:: Collection entries ::

┏━━

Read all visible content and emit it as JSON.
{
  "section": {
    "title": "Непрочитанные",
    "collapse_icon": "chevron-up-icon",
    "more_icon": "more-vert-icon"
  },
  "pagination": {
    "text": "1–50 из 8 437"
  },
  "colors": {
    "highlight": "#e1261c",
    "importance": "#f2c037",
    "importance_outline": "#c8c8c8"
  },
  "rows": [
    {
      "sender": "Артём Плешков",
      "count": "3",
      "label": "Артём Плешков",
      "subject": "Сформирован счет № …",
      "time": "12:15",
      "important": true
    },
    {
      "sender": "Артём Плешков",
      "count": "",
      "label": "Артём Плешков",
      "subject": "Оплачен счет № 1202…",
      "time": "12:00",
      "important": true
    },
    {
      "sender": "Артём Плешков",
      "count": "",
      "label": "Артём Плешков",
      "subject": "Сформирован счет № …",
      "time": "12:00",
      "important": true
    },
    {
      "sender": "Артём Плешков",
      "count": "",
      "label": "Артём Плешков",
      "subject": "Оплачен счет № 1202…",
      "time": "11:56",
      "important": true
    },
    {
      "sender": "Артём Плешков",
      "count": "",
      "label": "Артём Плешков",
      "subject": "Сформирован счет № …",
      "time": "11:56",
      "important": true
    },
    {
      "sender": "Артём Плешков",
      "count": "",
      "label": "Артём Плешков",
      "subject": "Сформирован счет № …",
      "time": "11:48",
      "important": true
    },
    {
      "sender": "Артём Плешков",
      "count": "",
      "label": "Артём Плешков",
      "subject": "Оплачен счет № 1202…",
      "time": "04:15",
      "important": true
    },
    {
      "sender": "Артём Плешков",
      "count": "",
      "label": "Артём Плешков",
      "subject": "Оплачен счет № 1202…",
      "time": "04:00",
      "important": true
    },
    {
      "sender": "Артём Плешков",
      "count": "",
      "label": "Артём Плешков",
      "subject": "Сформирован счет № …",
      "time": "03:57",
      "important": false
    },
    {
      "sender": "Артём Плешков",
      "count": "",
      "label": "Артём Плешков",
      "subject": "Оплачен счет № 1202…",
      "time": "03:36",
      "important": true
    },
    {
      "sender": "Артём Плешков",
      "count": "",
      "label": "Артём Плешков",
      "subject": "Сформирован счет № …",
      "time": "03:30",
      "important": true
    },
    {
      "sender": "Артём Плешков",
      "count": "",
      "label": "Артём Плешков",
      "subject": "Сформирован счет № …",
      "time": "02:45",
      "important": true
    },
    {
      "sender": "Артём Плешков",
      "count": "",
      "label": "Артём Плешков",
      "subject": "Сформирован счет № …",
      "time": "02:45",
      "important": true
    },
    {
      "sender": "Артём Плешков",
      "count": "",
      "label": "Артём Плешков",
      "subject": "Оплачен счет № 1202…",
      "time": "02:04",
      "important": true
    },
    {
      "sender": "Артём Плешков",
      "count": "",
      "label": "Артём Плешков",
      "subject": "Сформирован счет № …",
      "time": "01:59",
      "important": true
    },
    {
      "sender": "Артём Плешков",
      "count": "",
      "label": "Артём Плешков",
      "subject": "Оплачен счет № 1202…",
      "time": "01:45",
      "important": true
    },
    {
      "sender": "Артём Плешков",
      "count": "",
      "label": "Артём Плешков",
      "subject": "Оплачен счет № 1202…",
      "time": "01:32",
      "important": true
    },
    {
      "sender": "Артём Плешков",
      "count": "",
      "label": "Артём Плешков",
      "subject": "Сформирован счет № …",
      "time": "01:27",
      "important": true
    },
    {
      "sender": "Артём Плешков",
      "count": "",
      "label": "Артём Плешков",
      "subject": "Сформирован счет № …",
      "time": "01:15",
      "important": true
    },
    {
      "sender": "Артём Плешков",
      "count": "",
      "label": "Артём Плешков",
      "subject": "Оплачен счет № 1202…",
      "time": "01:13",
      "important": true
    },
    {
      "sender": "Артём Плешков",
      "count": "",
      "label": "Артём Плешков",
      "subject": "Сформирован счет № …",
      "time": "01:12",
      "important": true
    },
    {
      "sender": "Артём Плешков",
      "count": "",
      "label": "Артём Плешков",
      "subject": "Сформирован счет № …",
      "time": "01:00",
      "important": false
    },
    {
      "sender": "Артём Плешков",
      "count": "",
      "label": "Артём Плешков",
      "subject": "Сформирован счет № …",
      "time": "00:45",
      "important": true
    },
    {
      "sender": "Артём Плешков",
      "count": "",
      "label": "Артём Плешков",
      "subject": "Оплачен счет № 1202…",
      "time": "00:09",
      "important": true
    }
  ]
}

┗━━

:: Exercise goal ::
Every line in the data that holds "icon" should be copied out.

:: Task answer ::
    "collapse_icon": "chevron-up-icon",
    "more_icon": "more-vert-icon"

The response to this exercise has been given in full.